Tom Benton was an iconic Aspen 1960s local: a non-conformist, local activist and a self-defined free spirit. While he was a trained architect from University of Southern California, Benton chose to work for himself and develop his art through silkscreens, monotypes and oil paintings. A retrospective book of his life and work titled “thomas w. benton: artist|activist” was written by Daniel Joseph Watkins and published by the People’s Press in 2011.
521 E. Hyman was the first building Benton built in Aspen. It was built one story at a time. He built the gallery and studio space on the first floor and a residence on the second floor. The third floor was added in 1973. It served as a gallery, residence, and studio for his art work. In addition, according the Watkins’ book, “Benton became involved in politics and his gallery soon became the central meeting place for local intellectuals, artists and activists.” He sold the building in 1975.
Benton was best known for his activist posters and artwork. He collaborated with Hunter Thompson and others to create “images that helped to define Aspen’s tempestuous political and social upheavals” in the late 1960s. His work also included national anti-war and political posters. Benton’s artistic style had an Asian influence with the use of circles and the balance of his compositions. He included geometric shapes such as triangles and rectangles which convey depth, dimension and volume. These characteristics are clearly evident in the architecture of the Benton Building. The cinder block walls on either side of the property protrude beyond the façade of the building to create a rectangular volume inside of which he constructed his studio.

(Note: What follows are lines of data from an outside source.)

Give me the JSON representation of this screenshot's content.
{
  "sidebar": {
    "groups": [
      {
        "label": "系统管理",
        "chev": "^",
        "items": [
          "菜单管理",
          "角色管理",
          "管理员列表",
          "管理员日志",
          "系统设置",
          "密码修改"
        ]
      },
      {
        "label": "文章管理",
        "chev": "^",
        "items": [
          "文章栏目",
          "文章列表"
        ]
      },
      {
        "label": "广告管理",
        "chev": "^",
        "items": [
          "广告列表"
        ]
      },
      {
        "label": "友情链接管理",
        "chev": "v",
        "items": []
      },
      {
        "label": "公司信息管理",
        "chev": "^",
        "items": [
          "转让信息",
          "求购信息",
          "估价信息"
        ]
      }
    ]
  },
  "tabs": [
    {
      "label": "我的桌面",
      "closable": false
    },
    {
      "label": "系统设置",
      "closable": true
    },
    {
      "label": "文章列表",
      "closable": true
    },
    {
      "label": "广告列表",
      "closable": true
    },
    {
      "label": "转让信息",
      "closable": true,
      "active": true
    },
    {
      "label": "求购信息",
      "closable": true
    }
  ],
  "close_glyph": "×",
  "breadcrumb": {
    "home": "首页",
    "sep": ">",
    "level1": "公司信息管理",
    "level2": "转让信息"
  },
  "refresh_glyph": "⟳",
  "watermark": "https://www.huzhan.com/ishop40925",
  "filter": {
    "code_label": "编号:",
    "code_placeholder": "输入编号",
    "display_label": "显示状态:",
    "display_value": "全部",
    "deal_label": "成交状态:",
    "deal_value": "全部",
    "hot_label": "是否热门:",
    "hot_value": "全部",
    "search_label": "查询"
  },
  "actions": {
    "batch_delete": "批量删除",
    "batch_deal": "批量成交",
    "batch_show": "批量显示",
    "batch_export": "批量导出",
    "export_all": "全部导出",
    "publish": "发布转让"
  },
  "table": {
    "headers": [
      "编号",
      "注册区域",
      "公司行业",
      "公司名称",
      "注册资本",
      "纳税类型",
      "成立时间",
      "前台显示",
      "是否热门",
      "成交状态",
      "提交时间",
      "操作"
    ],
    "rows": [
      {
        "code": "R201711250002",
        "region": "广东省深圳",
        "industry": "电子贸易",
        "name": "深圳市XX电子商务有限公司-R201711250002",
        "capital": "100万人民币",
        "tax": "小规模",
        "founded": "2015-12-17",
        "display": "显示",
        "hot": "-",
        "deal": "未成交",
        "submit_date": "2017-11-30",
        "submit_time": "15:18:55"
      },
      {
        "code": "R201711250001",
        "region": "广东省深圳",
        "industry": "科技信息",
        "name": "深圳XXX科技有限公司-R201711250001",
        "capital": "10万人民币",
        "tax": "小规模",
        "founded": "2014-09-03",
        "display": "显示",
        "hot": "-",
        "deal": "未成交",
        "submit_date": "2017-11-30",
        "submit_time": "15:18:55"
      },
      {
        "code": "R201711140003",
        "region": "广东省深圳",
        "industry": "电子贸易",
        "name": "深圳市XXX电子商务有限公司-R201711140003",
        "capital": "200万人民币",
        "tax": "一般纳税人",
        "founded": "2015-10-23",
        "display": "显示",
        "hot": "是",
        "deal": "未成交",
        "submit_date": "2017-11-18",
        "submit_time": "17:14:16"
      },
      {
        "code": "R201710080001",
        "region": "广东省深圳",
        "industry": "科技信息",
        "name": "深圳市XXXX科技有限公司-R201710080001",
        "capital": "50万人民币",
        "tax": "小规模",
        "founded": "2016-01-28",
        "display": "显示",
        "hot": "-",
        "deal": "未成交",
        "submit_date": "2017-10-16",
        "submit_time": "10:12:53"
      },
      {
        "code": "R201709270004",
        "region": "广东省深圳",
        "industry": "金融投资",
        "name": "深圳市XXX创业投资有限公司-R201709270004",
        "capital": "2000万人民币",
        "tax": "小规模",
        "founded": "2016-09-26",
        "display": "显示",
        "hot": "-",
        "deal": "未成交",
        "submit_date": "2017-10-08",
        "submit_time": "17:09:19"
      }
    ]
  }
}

The building plays with solids and voids through the use of geometric shapes. Benton used natural materials, and according to Watkins he used local materials “such as cinder blocks from nearby Dotsero and the aluminum printing plates discarded weekly at The Aspen Times.” His architectural style was in line with other local architects such as Charles Paterson and Robin Molny.
More interested in graphic art than in architecture, he still designed the occasional building, including a residence for actress Jill St. John. His funky, organic, California esthetic was in sync with Aspen’s Wrightian tradition. His designs, such as the Patio Building aka Crandall Building (1969), a flat-roofed commercial building at 630 E. Hyman, exhibit a similar interest in natural materials, simple geometric shapes, deep overhangs, horizontal emphasis, and orienting the building to frame views toward the mountains.